Muskoxen of the Arctic National Wildlife Refuge

Jonathan Waterman
Kids' Fall 2007

The chocolate, blonde-tipped muskoxen fur flies horizontal in the wind as if they had hung their shaggy jackets to dry in a subzero blizzard. They roam this half-mile-long, narrow island of turf, surrounded by the Beaufort Sea shallows, in the 19.5-million-acre Arctic National Wildlife Refuge. In my fingers I hold a tuft of their qivuit (pronounced kiv-ee-yut) undergarments, softer than the finest sweater, eight times warmer than sheep’s wool. No wonder muskoxen can survive the winters here.

From a stone’s toss away, I can smell their ripened old hay and wet sweaters body odor. The five adults look as happy and unperturbed as hairy cows, but circle protectively around a calf and a lush carpet of food. The ancient Iñupiat-Eskimo hunting camp on this islet has fertilized the soil into a rich garden of grass and sedges that could feed the small herd for months. The placid muskoxen stand no higher than my chest. They look to be half yaks, half water buffalo, with horns waving up either side of their heads like the hairdo of a 1960s receptionist. The Iñupiat know them as oomingmak, the bearded one, but to most people they are the strangest and least seen megafauna of our continent.

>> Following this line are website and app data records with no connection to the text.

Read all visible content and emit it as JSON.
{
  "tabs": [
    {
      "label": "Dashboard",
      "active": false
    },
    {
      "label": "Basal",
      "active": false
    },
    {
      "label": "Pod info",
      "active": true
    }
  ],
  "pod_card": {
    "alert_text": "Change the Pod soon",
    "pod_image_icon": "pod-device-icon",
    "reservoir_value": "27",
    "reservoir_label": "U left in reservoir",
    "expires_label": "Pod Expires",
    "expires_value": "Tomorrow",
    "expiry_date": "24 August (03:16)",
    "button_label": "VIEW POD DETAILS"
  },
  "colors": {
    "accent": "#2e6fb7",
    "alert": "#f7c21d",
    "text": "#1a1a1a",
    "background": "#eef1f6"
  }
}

More goat than ox, muskoxen belong to the family of sheep and domestic cattle. Their ancestors first crossed the Bering Land Bridge to North America a million years ago. They grazed with woolly mammoths and rhinoceroses, from the plains of the Midwest to the forested East Coast and across the high Arctic. While their huge coats and an ability to go months without food allowed them to withstand 70-below-zero tempests, standing on bluffs like icy statues, these survivors of the last Ice Age could not survive human hunters.

They regard me, the intruder on their islet, with an indifference that cost them extinction in Alaska by refusing to run from hunters’ guns a century ago. In 1969, a dozen muskoxen from Greenland were airlifted to a neighboring island. When they fled out onto the sea ice, the Iñupiat, who had not seen the animals for decades, gently herded them back to land. By 1985, 450 muskoxen had spread throughout the refuge. In recent years, their population has dwindled to 250 from grizzly attacks and icy climate conditions that prevent them from digging out their winter food. Amid global warming and the proposed oil drilling in the Arctic National Wildlife Refuge, despite the thickest robes and the warmest cashmere on Earth, their future remains fragile.

Über den Verfasser

Jonathan Waterman is author of Where Mountains are Nameless: Passon and Politics in the Arctic National Wildlife Refuge (W.W. Norton, 2007, paper).